I did not anticipate being a Gender & Women’s Studies (GWS) major, and it was at the end of sophomore year when I realized that I had already completed half the major. Until that point, I chose classes based on the professors who taught them which was for me a foolproof strategy. Every professor I came to love and admire taught at least one GWS course, either within the department or cross-listed with another. These brilliant individuals - Professors Erin Runions, Zayn Kassam and Aimee Bahng in particular - have challenged my perceptions of the world and guided me to have a critical and nuanced approach to the discipline. Such professors are the heart and soul of the GWS department and are the reason I decided to be a major.

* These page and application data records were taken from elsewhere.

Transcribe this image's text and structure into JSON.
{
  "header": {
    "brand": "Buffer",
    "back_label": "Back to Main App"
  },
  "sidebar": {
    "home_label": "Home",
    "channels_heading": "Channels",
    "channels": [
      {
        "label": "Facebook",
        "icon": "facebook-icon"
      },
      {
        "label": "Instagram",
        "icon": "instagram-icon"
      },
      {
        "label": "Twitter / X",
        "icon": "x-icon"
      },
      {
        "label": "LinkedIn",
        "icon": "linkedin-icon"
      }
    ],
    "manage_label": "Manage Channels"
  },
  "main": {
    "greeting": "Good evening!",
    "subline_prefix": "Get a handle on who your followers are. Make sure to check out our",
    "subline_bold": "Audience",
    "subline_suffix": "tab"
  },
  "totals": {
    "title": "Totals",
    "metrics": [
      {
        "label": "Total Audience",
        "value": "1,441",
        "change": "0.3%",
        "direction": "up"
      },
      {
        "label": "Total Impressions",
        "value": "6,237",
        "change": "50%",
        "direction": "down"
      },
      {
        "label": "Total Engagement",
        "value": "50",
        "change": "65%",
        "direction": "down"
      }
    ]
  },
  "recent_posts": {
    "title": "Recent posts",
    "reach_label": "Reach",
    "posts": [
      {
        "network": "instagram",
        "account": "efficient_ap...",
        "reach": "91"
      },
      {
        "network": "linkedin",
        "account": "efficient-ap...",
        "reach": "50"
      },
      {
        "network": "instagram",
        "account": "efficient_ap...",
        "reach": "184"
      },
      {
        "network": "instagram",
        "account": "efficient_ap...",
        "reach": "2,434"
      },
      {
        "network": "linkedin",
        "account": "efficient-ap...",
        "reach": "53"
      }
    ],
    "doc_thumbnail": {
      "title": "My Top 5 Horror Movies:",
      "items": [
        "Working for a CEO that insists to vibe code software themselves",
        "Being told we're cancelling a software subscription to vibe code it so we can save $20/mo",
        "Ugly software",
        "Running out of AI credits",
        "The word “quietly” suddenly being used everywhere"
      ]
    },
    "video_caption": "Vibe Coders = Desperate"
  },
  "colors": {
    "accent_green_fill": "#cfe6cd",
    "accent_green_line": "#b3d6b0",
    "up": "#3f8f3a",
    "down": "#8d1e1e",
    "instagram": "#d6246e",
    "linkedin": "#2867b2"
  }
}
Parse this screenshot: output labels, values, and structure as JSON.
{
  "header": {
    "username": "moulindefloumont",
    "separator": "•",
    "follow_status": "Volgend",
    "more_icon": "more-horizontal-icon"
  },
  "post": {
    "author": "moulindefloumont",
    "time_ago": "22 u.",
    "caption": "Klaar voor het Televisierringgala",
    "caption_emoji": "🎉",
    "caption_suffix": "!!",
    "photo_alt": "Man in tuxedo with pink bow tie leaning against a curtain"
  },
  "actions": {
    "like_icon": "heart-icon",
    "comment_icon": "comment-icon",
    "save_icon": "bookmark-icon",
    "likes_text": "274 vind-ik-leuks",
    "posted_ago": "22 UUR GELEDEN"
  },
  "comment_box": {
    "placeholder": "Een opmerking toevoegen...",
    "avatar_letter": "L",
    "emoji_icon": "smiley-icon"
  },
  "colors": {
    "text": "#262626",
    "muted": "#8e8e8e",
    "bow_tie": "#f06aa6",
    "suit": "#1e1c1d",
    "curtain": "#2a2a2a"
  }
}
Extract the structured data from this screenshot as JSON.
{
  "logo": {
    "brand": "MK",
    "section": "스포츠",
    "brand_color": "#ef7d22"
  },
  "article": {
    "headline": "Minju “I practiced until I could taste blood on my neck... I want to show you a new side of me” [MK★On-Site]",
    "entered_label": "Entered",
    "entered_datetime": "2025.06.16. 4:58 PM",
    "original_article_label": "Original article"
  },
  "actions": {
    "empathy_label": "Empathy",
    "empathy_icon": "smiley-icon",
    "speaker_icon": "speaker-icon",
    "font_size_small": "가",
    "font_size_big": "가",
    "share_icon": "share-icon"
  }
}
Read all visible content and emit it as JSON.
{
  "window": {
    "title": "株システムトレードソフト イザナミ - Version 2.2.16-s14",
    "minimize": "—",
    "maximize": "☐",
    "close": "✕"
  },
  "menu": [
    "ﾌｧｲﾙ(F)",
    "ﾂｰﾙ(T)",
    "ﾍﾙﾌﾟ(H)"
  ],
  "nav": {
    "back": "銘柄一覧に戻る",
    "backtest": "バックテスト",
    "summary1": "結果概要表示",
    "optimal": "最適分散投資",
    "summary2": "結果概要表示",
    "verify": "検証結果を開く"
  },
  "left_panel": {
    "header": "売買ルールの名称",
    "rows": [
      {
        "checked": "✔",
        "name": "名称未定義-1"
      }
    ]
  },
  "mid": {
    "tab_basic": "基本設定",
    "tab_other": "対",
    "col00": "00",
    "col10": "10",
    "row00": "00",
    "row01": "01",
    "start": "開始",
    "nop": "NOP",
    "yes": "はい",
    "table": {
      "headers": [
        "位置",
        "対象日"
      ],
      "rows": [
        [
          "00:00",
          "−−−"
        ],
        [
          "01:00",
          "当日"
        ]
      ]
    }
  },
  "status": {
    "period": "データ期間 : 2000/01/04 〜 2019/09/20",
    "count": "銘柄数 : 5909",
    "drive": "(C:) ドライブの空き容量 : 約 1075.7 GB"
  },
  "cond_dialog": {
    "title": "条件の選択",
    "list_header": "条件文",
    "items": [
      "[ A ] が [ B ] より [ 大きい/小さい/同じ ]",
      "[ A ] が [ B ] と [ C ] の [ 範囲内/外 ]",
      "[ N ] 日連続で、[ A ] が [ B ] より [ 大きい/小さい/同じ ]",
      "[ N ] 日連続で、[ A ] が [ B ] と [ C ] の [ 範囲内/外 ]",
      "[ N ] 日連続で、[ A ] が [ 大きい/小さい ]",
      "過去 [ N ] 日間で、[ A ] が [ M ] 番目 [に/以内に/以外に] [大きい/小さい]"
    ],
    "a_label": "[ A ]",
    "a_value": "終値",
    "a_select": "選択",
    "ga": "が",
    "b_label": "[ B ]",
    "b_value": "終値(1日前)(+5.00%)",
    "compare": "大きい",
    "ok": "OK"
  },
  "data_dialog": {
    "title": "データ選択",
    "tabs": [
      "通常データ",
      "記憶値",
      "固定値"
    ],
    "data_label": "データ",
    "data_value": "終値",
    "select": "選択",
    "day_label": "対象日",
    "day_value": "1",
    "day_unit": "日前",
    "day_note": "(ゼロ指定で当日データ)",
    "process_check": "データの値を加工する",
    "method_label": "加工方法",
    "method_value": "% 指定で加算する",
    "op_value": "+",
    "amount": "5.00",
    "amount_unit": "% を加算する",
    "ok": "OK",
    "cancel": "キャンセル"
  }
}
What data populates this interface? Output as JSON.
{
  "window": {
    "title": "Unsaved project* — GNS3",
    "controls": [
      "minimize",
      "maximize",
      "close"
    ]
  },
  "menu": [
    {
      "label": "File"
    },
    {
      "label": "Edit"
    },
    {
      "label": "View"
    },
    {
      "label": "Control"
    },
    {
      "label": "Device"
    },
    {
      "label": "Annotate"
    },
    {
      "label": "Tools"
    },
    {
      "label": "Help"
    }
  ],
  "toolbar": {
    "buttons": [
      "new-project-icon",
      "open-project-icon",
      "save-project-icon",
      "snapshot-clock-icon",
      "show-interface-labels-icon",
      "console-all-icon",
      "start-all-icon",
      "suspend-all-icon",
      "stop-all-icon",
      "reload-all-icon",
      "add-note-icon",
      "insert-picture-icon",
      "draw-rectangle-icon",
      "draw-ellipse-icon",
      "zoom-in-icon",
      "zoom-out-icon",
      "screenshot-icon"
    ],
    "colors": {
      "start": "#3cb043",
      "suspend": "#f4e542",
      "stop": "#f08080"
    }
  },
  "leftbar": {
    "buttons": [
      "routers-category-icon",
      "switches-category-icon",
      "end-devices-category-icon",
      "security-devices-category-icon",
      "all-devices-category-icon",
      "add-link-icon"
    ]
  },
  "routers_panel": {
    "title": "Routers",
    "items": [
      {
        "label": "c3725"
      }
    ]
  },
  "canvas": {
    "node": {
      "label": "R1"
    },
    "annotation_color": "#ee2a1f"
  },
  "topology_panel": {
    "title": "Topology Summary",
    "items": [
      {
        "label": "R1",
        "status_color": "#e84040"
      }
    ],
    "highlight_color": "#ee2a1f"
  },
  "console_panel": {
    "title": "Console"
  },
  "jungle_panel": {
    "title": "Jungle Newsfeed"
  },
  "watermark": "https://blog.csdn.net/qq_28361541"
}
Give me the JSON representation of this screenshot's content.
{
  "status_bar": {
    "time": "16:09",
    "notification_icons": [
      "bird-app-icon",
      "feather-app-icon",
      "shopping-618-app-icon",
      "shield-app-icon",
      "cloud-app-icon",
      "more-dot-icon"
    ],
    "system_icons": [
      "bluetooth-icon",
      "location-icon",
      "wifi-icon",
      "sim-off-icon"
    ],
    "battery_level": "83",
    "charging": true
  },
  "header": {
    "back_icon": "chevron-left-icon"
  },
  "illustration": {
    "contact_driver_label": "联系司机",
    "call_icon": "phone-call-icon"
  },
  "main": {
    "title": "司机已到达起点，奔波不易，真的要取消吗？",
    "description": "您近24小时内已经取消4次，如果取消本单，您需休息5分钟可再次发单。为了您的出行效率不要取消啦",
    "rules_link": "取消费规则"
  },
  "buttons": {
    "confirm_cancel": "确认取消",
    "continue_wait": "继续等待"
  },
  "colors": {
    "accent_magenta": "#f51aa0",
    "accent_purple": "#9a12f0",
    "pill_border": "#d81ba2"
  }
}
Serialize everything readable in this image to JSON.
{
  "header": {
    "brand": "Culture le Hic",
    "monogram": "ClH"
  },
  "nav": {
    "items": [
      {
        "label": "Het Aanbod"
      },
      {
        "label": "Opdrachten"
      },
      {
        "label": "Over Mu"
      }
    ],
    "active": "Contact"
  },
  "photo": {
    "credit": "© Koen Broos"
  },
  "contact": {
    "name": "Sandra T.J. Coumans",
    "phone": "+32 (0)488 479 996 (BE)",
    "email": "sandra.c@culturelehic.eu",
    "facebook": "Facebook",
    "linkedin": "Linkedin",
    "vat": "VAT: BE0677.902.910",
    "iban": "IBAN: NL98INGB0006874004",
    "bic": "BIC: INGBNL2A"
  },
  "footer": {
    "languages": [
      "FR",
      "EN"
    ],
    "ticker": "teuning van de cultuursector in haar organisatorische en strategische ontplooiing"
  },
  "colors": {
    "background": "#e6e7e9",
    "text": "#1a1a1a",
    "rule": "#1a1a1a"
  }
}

I wanted to continue my academic journey in a challenging and thorough environment. I wanted to continue being taught by professors who gave so much of themselves in class discussion, inspiring everyone in the room. And, I wanted to move far beyond what I knew and critique the institutions I had grown accustomed to. I'm happy to say that the GWS major offered me all of this and so much more.
I loved the ability to take cross-listed courses such as Prison, Punishment, Redemption (CP) and Women in Islamic Traditions, both of which are housed in the Religious Studies department. I find that applying a GWS framework to other disciplines is extremely valuable and heightened my understandings of queer theory, intersectionality, and feminist praxis.
As a culmination of my interdisciplinary and praxis-focused approach to GWS, I wrote my thesis about sexual violence within the South Asian-American community. Looking at how the rule of law fails to achieve justice for South Asian American survivors of domestic violence, I analyzed how the South Asian-American community mobilizes in response to this failure. I focused on alternative modes of justice, ranging from direct service organizations which provide culturally and linguistically accessible services to survivors to pre-violence educational models. I argue that modes of resistance through educational initiatives aimed towards South Asian-American youth (ages 10 to 18) against rape culture will more effectively deter the cycles of intra-community violence from occurring, specifically when oriented from sites of religious worship and/or cultural centers – spaces that create a sense of South Asian identity. These educational spaces currently do not exist as an intra-community effort, so I analyze various feminist pedagogies as well as examples of this work being done within other communities to extend these praxes back to the South Asian community.